Too late, too soon
Today's election taught Benjamin Netanyahu a painful lesson: Likud under his leadership has become largely irrelevant to the major issues of this campaign.
Two months ago he discovered, too late, that Labor Party chair Amir Peretz had fired up the public over socioeconomic issues, and he therefore hastened to announce his "social welfare" plan. Later, he discovered that Ehud Olmert, relying on public opinion polls and his own well-developed political instincts, had developed a new product called "convergence," which was meant to attract floating voters from both left and right. And then, once again too late, Netanyahu declared that the elections were a referendum on the future of the territories. But most of the public has long since ceased to care about the territories; all it wants is to finally have quiet (and to put all the Arabs behind a high wall). Thus this definition failed to move it. Netanyahu understood too late that anyone who cares about the future of the territories will vote for National Union, while those who admire his neo-liberal economics can vote for Avigdor Lieberman and, as a bonus, also get the promise of cleansing "the Jewish state" of hostile elements.
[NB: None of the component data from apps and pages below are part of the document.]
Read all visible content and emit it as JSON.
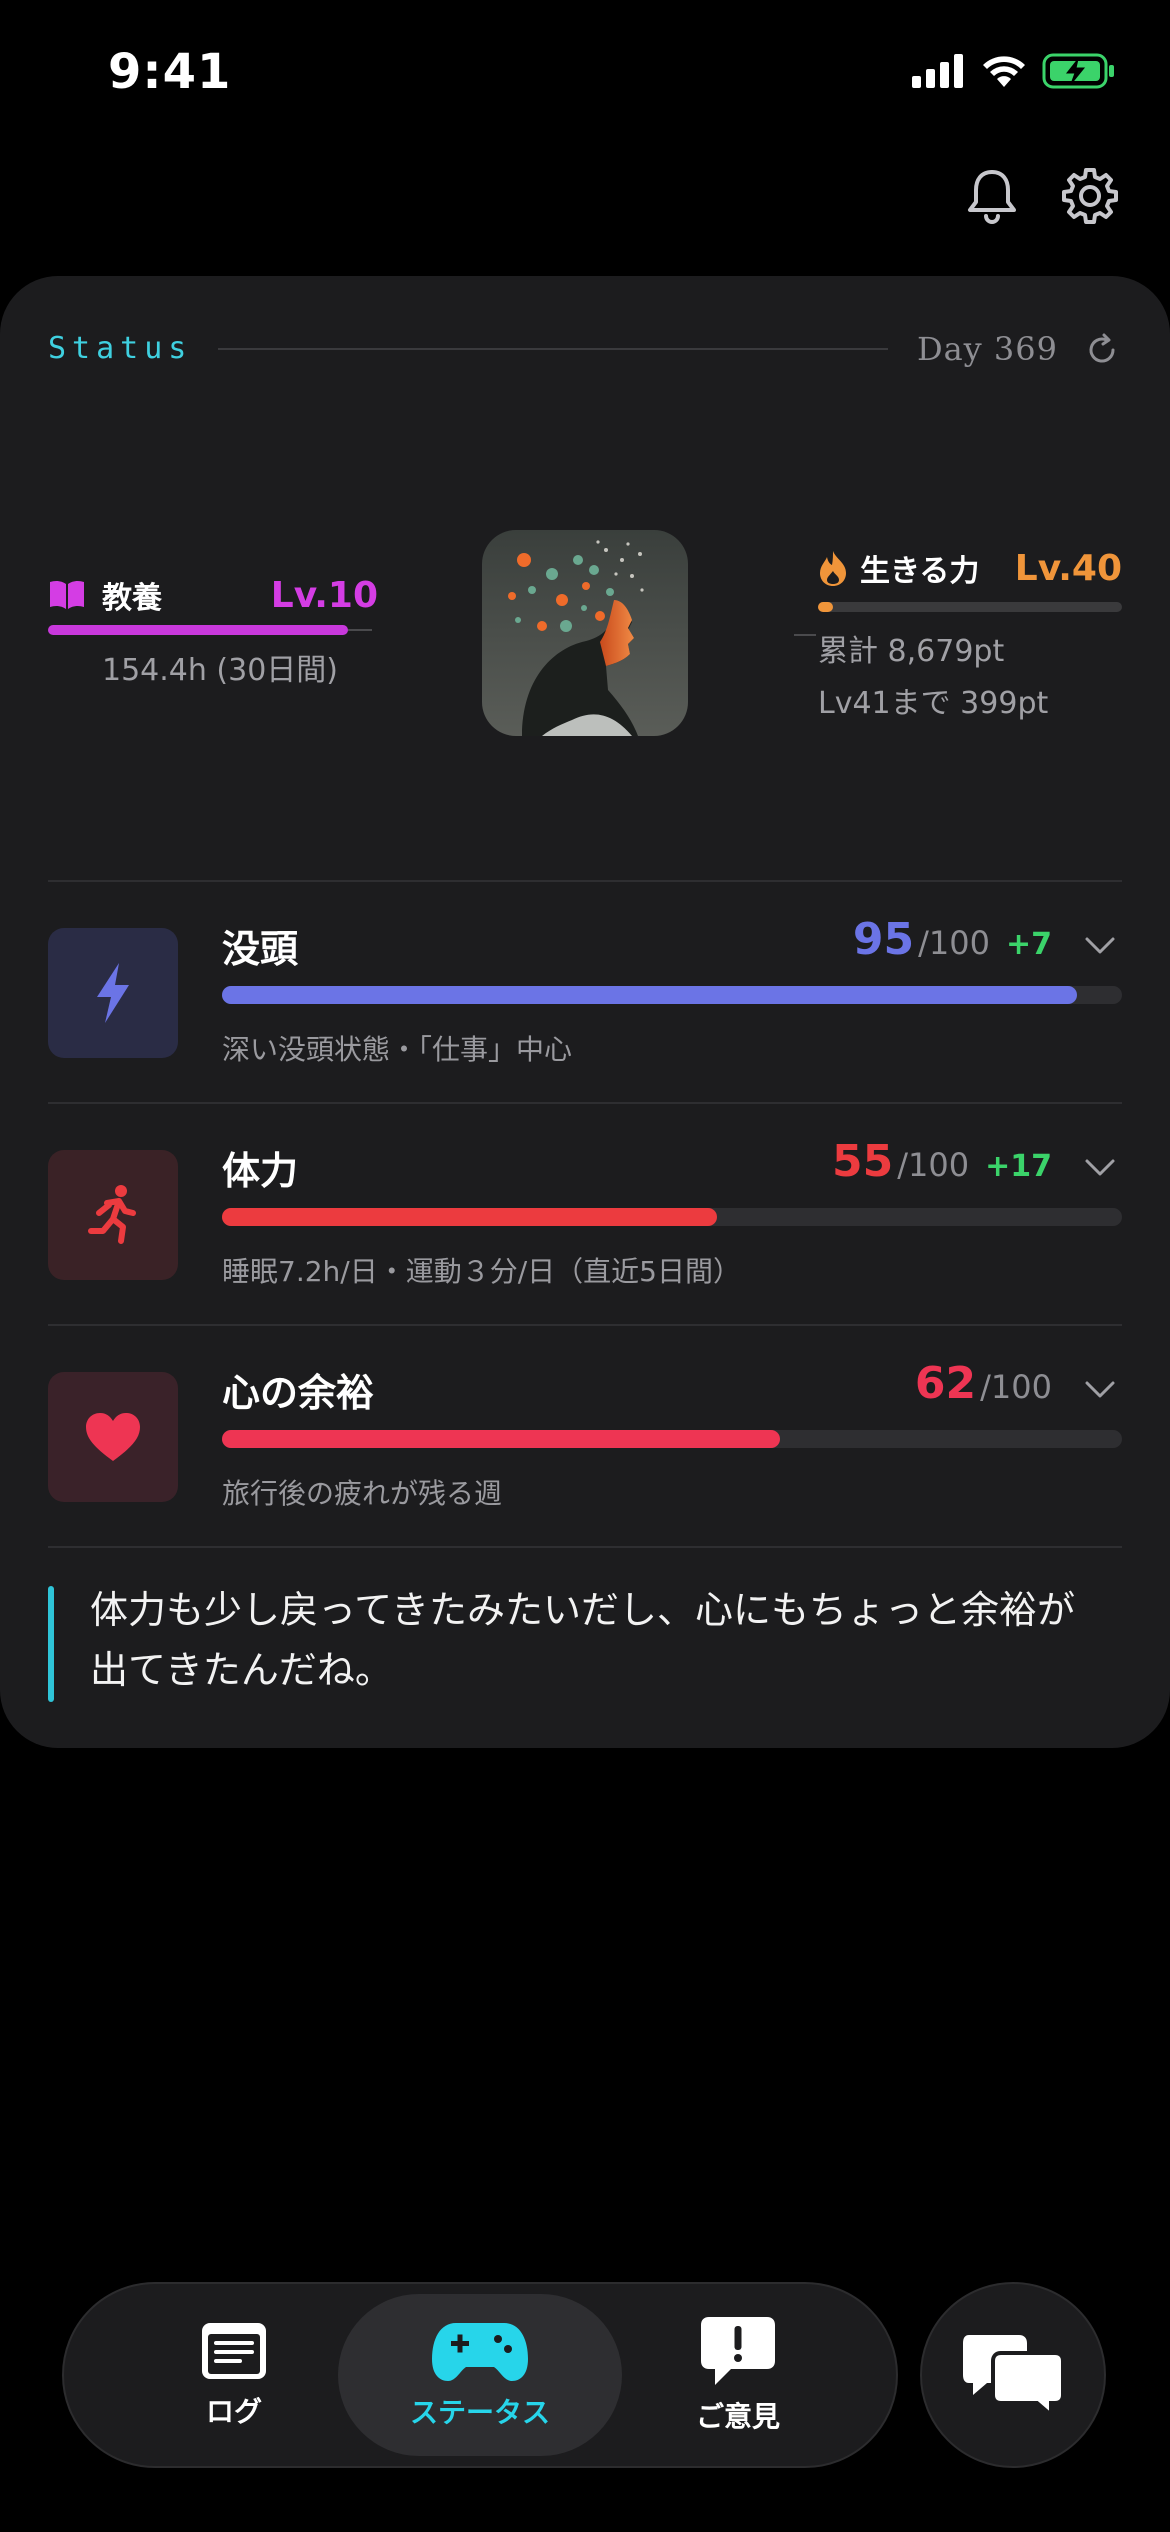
{
  "status_bar": {
    "time": "9:41"
  },
  "card": {
    "title": "Status",
    "day": "Day 369",
    "left_level": {
      "name": "教養",
      "level": "Lv.10",
      "sub": "154.4h (30日間)"
    },
    "right_level": {
      "name": "生きる力",
      "level": "Lv.40",
      "progress": 0.05,
      "total": "累計 8,679pt",
      "next": "Lv41まで 399pt"
    },
    "stats": [
      {
        "name": "没頭",
        "score": "95",
        "max": "/100",
        "delta": "+7",
        "value": 95,
        "note": "深い没頭状態・「仕事」中心",
        "color": "#6b74e6",
        "icon": "lightning-icon"
      },
      {
        "name": "体力",
        "score": "55",
        "max": "/100",
        "delta": "+17",
        "value": 55,
        "note": "睡眠7.2h/日・運動３分/日（直近5日間）",
        "color": "#ec3b3f",
        "icon": "running-icon"
      },
      {
        "name": "心の余裕",
        "score": "62",
        "max": "/100",
        "delta": "",
        "value": 62,
        "note": "旅行後の疲れが残る週",
        "color": "#ee3553",
        "icon": "heart-icon"
      }
    ],
    "quote": "体力も少し戻ってきたみたいだし、心にもちょっと余裕が出てきたんだね。"
  },
  "tabs": [
    {
      "label": "ログ",
      "icon": "log-icon"
    },
    {
      "label": "ステータス",
      "icon": "gamepad-icon"
    },
    {
      "label": "ご意見",
      "icon": "feedback-icon"
    }
  ]
}
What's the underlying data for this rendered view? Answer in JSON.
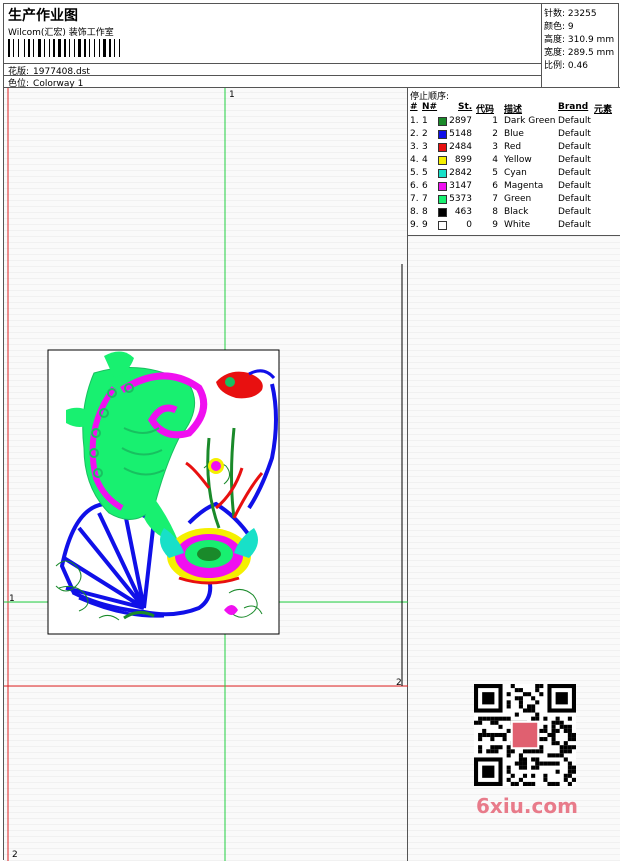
{
  "header": {
    "title": "生产作业图",
    "company": "Wilcom(汇宏) 装饰工作室",
    "design_label": "花版:",
    "design_file": "1977408.dst",
    "colorway_label": "色位:",
    "colorway": "Colorway 1"
  },
  "stats": [
    {
      "label": "针数:",
      "value": "23255"
    },
    {
      "label": "颜色:",
      "value": "9"
    },
    {
      "label": "高度:",
      "value": "310.9 mm"
    },
    {
      "label": "宽度:",
      "value": "289.5 mm"
    },
    {
      "label": "比例:",
      "value": "0.46"
    }
  ],
  "legend": {
    "title": "停止顺序:",
    "columns": {
      "num": "#",
      "no": "N#",
      "stitches": "St.",
      "code": "代码",
      "desc": "描述",
      "brand": "Brand",
      "element": "元素"
    },
    "rows": [
      {
        "num": "1.",
        "no": "1",
        "stitches": "2897",
        "code": "1",
        "desc": "Dark Green",
        "brand": "Default",
        "color": "#1a8a2a"
      },
      {
        "num": "2.",
        "no": "2",
        "stitches": "5148",
        "code": "2",
        "desc": "Blue",
        "brand": "Default",
        "color": "#1010e8"
      },
      {
        "num": "3.",
        "no": "3",
        "stitches": "2484",
        "code": "3",
        "desc": "Red",
        "brand": "Default",
        "color": "#e81010"
      },
      {
        "num": "4.",
        "no": "4",
        "stitches": "899",
        "code": "4",
        "desc": "Yellow",
        "brand": "Default",
        "color": "#f5f000"
      },
      {
        "num": "5.",
        "no": "5",
        "stitches": "2842",
        "code": "5",
        "desc": "Cyan",
        "brand": "Default",
        "color": "#18e0c8"
      },
      {
        "num": "6.",
        "no": "6",
        "stitches": "3147",
        "code": "6",
        "desc": "Magenta",
        "brand": "Default",
        "color": "#f010f0"
      },
      {
        "num": "7.",
        "no": "7",
        "stitches": "5373",
        "code": "7",
        "desc": "Green",
        "brand": "Default",
        "color": "#18f070"
      },
      {
        "num": "8.",
        "no": "8",
        "stitches": "463",
        "code": "8",
        "desc": "Black",
        "brand": "Default",
        "color": "#000000"
      },
      {
        "num": "9.",
        "no": "9",
        "stitches": "0",
        "code": "9",
        "desc": "White",
        "brand": "Default",
        "color": "#ffffff"
      }
    ]
  },
  "axis_labels": {
    "top": "1",
    "left": "1",
    "right": "2",
    "bottom": "2"
  },
  "watermark": "6xiu.com"
}
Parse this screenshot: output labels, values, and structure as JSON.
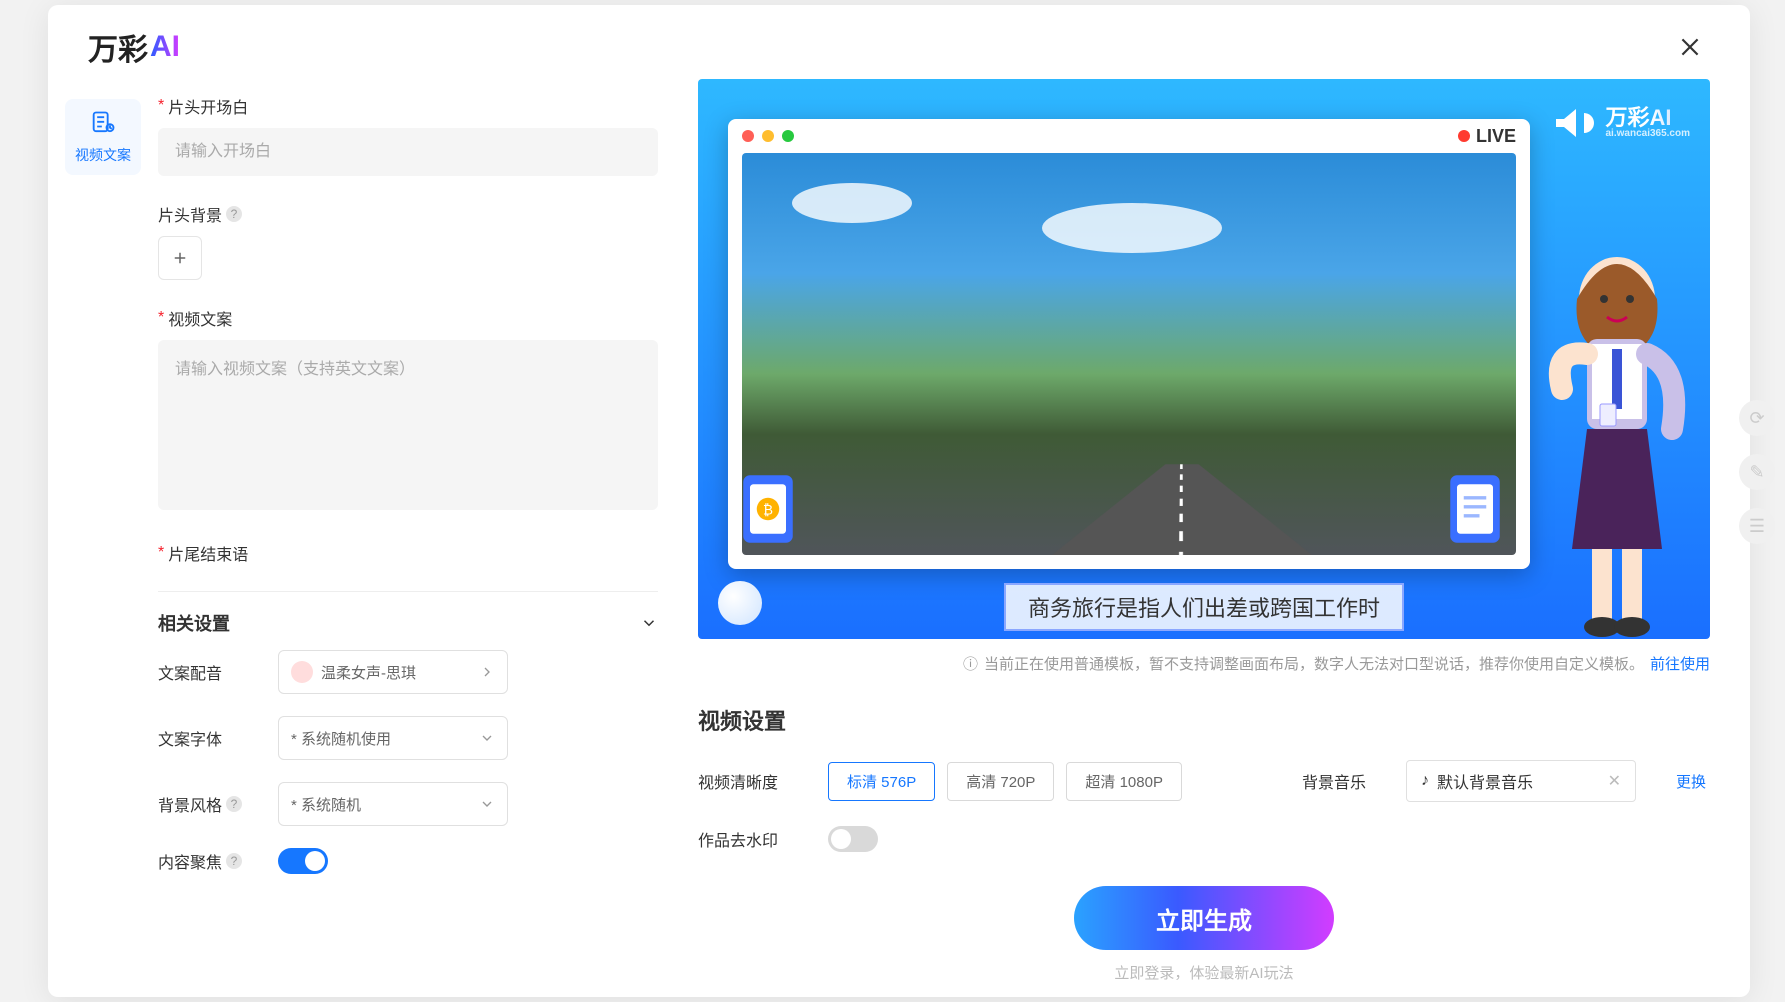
{
  "brand": {
    "cn": "万彩",
    "en": "AI"
  },
  "leftRail": {
    "videoScript": "视频文案"
  },
  "form": {
    "opening": {
      "label": "片头开场白",
      "placeholder": "请输入开场白"
    },
    "openingBg": {
      "label": "片头背景"
    },
    "script": {
      "label": "视频文案",
      "placeholder": "请输入视频文案（支持英文文案）"
    },
    "ending": {
      "label": "片尾结束语"
    }
  },
  "settings": {
    "title": "相关设置",
    "voice": {
      "label": "文案配音",
      "selected": "温柔女声-思琪"
    },
    "font": {
      "label": "文案字体",
      "selected": "* 系统随机使用"
    },
    "bgStyle": {
      "label": "背景风格",
      "selected": "* 系统随机"
    },
    "focus": {
      "label": "内容聚焦"
    }
  },
  "preview": {
    "live": "LIVE",
    "brand": {
      "cn": "万彩",
      "en": "AI",
      "sub": "ai.wancai365.com"
    },
    "subtitle": "商务旅行是指人们出差或跨国工作时",
    "tipIcon": "ⓘ",
    "tipText": "当前正在使用普通模板，暂不支持调整画面布局，数字人无法对口型说话，推荐你使用自定义模板。",
    "tipLink": "前往使用"
  },
  "videoSettings": {
    "title": "视频设置",
    "resolution": {
      "label": "视频清晰度",
      "opts": [
        "标清 576P",
        "高清 720P",
        "超清 1080P"
      ],
      "selected": 0
    },
    "music": {
      "label": "背景音乐",
      "noteIcon": "♪",
      "selected": "默认背景音乐",
      "change": "更换"
    },
    "watermark": {
      "label": "作品去水印"
    }
  },
  "actions": {
    "generate": "立即生成",
    "loginTip": "立即登录，体验最新AI玩法"
  }
}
Too late, Netanyahu understood that everyone to whom he preached 10 years ago, out of deep belief in the ideological and security necessity of the entire Land of Israel, has moved from Likud, which waffled over the disengagement, to the parties to its right, while everything he did during his term as finance minister, out of deep belief in rightist economic theories, has apparently caused many voters to move from Likud to Labor. But these elections also took place too soon for Netanyahu. At campaign rallies yesterday night, as he listened to the anger of traditional Likud voters who cannot forgive him for his welfare cutbacks, and to whom Kadima is offering a tempting new home, he still sounded confident that what looks now like a big bang will end up being Likud A and Likud B, and that the battle over who will lead the larger Likud is not over.
Netanyahu is angry and frustrated. He is convinced that the media mobilized behind Kadima. Somehow, in this bizarre campaign that reshuffled the deck between left and right, his messages failed to resonate the way they once did. Even when he warned that Olmert is acting like an ostrich by promising to give territory to Hamastan and tried to put the division of Jerusalem at the top of the agenda, the polls continued to predict a poor showing.
Unfortunately for him, his greatest success received no media coverage, even though he surely sees it in the field. That was his success in retaining a hard core of voters in the old Likud, despite the many blows - the disengagement, the establishment of Kadima, Ariel Sharon's tragic departure from the political stage, the anger over his economic policies. Those who will vote Likud today are not just the people whose hands tremble when they think of picking up a different ballot slip. Many of them - mostly young people, mostly the self-employed and owners of medium-sized businesses, but also many salaried employees at all income levels - admire Netanyahu for his determined performance as finance minister.
"He understands economics," they say. "He proved that he is serious."
Ten years after he took Israeli politics by storm, made fatal mistakes, left and came back, grew stronger and then weaker, Netanyahu is seen, by a not insignificant public, as a success. From this perspective, the hasty press conference at which he laid out his "social welfare" program and promised to restore funding to all those whose allowances were cut was unnecessary. If there is anything that Netanyahu succeeded in establishing solidly, it was his economic theories. Only this earned him respect and credibility among the business elite, the economic journalists and also a hard core of voters.
His associates still hope that he can head a rightist "blocking majority" that would prevent Kadima from forming a government. He himself is still hoping for a surprise. But he evidently knows that it is both too late and too soon, and that he must now focus on mobilizing his forces for the great dramas that still await him in the future.